UC Berkeley News
Berkeleyan

Berkeleyan

Making the most of their commute
For many Berkeley faculty, time spent cycling is time well spent

| 17 March 2004

 

cyclist

Sofia Berto Villas-Boas commutes to her office in Giannini Hall on her $10 “garage sale special.” Other faculty cyclists ride spiffier wheels, but all enjoy the same freedom of the road and (if they choose their route carefully) safety from Berkeley’s notorious drivers.


With its relatively flat terrain and dedicated bike lanes, Berkeley is a good place to cycle — which is why the Berkeleyan had little trouble identifying many faculty who commute to work on two wheels. But what about the town’s notorious traffic? Thomas Bruns, an associate professor of plant and microbial biology who has been biking three miles each way from the bottom of Albany Hill since 1987, reports “it’s easy to choose a route where traffic is not an issue.”

David Levine, a professor at the Haas School of Business, also rides three miles to work — but not in a row. Levine has a BART trip sandwiched in between the two bicycle legs of his trip. His days begin with a one-mile ride from his home in Lafayette to the BART station there, where he leaves his bike in a locker. He exits at the Rockridge station, then retrieves a second bike from a locker there for the two-mile ride to Haas.

When William Oldham, professor emeritus of electrical engineering and computer sciences, elects to cycle to work, he does so for the exercise. “It’s only about eight miles and 800 feet of climbing from my house in Orinda to Cory Hall,” says Oldham. “That’s the easy way; it takes about 35 minutes.”

For a more strenuous workout, Oldham tacks on extra miles and elevation. “If I add Happy Valley or Wildcat Canyon to my route, my ride is extended to about 12 miles and 1,500 feet, taking about 70 or 80 minutes,” he explains, not at all breathlessly.

Sofia Berto Villas-Boas, assistant professor of agriculture and resource economics, appreciates that when she rides to Berkeley on her $10 garage-sale special, she will arrive at her Giannini Hall office in a speedy seven minutes. Her door-to-door time includes hitting the brakes at stop signs, a practice she says seems to surprise automobile drivers.

Oh, the people you’ll meet!
Anthropology professor Nancy Scheper-Hughes has been commuting on two wheels for more than 25 years, since her first teaching job at Southern Methodist University. She also bicycled her way through the Peace Corps in Brazil and a year and a half of civil-rights work in Selma, Alabama.

“The benefit of bike riding is that you meet people you normally wouldn’t encounter if you were driving,” she says. “In most parts of the third world, an outsider who rides in on a bike is automatically not considered [part of] the elite.”

In 1994-95, Scheper-Hughes was appointed chair of anthropology at the University of Capetown, South Africa, where she caused some consternation among the “very progressive, liberal-leaning white administrators” by insisting on entering townships on a bike.

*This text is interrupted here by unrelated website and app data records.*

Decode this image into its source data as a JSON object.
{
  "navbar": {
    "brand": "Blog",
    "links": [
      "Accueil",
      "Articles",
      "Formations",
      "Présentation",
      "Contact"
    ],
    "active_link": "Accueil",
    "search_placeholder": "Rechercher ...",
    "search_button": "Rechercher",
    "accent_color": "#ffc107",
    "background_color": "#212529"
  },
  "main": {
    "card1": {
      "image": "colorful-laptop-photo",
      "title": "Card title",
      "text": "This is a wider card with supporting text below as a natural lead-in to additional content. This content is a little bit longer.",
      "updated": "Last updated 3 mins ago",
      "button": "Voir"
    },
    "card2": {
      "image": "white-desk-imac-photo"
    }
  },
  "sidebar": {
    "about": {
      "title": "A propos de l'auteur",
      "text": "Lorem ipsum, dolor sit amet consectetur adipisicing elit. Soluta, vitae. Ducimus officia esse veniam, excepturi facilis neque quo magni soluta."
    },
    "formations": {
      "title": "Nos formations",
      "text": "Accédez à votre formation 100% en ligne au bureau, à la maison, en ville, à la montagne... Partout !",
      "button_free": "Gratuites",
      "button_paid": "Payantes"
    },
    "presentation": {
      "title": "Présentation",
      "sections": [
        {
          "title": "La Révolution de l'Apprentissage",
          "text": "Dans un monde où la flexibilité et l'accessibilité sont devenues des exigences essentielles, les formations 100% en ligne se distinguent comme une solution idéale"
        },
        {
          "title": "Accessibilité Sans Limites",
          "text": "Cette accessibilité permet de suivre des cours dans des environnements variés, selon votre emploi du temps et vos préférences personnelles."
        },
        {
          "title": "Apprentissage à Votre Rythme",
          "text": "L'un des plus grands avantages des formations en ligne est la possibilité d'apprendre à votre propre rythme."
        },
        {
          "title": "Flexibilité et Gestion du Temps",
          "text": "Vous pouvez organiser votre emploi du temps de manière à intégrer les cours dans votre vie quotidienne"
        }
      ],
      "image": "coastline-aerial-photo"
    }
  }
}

Though the administration thought it was beneath her status, Scheper-Hughes biked boldly onward.

Riding high and falling hard
Catherine Wolfram, an assistant professor at the Haas School who has been riding her hybrid bike a mile to campus for more than three years, likes “the easy parking and the fact that it’s cheap.”

Others embrace such practicality, but stop to smell the roses too. “I enjoy the whole process,” says Thomas Bruns. “It gives me a little exercise, and I often think about things on my way in. At this time of year it’s particularly pleasurable, with all the aromas of spring.”

Many faculty we spoke with recommended that the university improve parking and security for bicyclists, adding those factors to a list of concerns headed by the threat to life and limb posed by traffic. On the plus side, most appreciated the fact that they don’t need to “waste time in a car,” as Joel Fajans of physics puts it, to get to work.

On top of the other perks, one less-obvious advantage was mentioned. “We’ve been waiting for good weather,” says David Levine, referring to his many Haas colleagues who cycle to work, “so we can bike over to the Cheeseboard for lunch.”

Berkeley’s Department of Parking & Transportation will begin work on a campus bicycle plan later this year, to be completed in February 2006. The plan will consider such issues such as bicycle access to the campus from adjacent streets and public transit; bicycle, vehicle, and pedestrian interaction; bicycle parking, safety, incentive programs, education, and enforcement; and amenities such as showers. For information, contact Kira Stoll at stoll@uclink.berkeley.edu or 643-9276.